[Input material Boundary: Start]

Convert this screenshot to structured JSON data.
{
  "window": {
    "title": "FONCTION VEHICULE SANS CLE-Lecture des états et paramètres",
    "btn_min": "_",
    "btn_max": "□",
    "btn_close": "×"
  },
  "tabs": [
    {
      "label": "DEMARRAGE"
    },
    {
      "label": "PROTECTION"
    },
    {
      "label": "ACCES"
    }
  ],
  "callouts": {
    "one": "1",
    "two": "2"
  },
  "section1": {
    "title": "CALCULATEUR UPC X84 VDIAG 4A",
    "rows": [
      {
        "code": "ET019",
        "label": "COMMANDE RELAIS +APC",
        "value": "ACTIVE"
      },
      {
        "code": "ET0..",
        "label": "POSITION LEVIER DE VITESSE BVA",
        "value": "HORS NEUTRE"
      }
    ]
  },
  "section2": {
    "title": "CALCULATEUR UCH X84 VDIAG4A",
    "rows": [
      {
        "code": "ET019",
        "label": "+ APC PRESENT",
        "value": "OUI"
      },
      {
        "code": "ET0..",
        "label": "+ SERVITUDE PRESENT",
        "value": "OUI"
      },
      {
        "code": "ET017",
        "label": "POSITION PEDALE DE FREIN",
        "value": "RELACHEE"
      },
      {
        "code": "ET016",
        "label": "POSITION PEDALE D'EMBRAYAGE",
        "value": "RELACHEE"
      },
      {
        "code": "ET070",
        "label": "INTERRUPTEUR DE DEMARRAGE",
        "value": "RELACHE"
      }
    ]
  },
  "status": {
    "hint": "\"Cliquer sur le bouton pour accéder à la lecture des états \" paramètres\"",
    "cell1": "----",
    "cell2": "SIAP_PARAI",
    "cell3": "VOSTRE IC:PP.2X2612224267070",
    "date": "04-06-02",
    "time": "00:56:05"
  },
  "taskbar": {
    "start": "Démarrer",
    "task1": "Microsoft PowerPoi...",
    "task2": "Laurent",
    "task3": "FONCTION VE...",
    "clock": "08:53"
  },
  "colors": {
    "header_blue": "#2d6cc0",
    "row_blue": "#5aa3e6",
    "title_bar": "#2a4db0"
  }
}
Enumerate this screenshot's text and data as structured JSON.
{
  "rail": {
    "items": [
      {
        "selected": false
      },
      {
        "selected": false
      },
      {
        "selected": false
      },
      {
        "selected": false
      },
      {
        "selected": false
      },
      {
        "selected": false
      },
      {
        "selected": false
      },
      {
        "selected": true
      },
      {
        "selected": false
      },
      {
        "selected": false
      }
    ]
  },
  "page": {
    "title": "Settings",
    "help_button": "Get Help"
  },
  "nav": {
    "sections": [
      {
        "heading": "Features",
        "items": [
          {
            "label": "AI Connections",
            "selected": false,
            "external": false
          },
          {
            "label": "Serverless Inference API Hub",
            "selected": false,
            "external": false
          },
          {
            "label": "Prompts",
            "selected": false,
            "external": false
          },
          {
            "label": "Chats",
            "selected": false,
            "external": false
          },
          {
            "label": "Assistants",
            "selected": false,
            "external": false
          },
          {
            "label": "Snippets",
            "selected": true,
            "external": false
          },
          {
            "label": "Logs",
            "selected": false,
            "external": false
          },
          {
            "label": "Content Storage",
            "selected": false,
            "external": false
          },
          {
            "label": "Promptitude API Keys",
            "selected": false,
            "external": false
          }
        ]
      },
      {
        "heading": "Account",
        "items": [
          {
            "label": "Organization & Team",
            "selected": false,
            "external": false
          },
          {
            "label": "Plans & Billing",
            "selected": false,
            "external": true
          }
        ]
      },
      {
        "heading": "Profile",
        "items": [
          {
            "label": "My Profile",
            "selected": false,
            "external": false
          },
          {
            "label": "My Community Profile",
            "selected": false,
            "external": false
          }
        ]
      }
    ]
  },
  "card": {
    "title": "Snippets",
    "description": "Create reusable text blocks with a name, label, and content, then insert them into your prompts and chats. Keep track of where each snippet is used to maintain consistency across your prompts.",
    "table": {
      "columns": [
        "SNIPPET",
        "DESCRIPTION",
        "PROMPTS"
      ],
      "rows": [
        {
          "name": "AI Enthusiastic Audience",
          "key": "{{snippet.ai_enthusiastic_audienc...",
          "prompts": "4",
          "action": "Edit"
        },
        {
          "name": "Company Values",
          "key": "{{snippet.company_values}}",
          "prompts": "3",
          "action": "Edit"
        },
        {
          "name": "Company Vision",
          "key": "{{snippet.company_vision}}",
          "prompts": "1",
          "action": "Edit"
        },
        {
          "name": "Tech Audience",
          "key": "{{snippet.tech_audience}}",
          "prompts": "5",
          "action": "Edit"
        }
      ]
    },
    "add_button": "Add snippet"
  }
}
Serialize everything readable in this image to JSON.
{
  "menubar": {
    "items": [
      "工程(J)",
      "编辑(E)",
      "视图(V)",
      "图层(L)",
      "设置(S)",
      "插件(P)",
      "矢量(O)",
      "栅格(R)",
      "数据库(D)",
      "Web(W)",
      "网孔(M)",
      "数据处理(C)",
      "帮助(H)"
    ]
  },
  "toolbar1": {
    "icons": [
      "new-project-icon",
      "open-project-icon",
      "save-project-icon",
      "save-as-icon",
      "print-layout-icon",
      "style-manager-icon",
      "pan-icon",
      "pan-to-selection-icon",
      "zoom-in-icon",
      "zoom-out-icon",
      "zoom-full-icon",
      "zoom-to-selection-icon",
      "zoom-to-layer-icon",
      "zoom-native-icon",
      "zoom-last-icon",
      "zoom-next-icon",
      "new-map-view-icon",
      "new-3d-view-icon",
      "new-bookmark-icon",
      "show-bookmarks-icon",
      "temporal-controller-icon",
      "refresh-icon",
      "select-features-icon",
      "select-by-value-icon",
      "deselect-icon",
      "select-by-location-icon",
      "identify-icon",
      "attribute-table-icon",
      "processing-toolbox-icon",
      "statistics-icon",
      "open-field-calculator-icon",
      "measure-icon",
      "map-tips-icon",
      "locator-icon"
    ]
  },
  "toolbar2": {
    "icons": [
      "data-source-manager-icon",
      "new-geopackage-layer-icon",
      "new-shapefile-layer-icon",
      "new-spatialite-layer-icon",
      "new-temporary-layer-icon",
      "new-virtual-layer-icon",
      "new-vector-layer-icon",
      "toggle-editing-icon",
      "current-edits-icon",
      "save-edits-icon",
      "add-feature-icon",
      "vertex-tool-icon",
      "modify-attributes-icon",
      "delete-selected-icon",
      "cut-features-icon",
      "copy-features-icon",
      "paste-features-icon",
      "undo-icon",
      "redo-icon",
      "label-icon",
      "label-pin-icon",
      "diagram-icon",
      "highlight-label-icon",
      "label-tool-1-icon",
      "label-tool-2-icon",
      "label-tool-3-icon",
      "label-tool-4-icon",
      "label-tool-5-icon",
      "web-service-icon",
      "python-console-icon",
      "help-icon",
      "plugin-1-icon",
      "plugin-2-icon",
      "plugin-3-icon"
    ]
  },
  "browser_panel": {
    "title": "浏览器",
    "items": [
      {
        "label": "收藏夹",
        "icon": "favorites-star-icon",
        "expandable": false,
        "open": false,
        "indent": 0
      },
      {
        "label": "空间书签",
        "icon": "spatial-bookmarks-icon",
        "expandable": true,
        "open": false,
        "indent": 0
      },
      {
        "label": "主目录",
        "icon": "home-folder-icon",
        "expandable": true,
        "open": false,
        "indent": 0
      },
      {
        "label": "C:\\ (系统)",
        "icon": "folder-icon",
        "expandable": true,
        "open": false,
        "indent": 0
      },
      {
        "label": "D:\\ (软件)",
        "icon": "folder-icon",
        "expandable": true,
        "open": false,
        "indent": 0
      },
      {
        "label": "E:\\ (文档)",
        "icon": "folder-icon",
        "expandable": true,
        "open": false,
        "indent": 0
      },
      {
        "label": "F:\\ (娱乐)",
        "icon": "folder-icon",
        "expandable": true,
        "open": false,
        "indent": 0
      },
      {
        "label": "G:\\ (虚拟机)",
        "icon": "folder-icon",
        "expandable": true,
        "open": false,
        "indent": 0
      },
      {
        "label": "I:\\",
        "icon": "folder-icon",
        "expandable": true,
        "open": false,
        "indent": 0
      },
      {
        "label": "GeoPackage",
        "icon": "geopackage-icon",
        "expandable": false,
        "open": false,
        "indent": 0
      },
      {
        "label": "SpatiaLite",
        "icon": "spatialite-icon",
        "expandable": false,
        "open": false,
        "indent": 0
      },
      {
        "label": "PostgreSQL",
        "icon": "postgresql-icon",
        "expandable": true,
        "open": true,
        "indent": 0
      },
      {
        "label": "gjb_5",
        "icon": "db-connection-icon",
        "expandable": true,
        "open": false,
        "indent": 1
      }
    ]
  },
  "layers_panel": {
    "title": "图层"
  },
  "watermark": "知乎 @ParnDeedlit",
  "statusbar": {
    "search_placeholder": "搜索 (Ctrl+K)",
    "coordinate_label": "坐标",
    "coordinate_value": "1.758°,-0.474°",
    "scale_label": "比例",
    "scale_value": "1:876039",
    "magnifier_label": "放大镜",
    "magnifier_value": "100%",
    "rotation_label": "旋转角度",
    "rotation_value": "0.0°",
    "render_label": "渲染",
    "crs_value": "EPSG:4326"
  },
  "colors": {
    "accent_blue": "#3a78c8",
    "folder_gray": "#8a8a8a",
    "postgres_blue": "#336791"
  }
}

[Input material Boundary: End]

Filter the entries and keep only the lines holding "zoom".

Solution for this problem ->
      "zoom-in-icon",
      "zoom-out-icon",
      "zoom-full-icon",
      "zoom-to-selection-icon",
      "zoom-to-layer-icon",
      "zoom-native-icon",
      "zoom-last-icon",
      "zoom-next-icon",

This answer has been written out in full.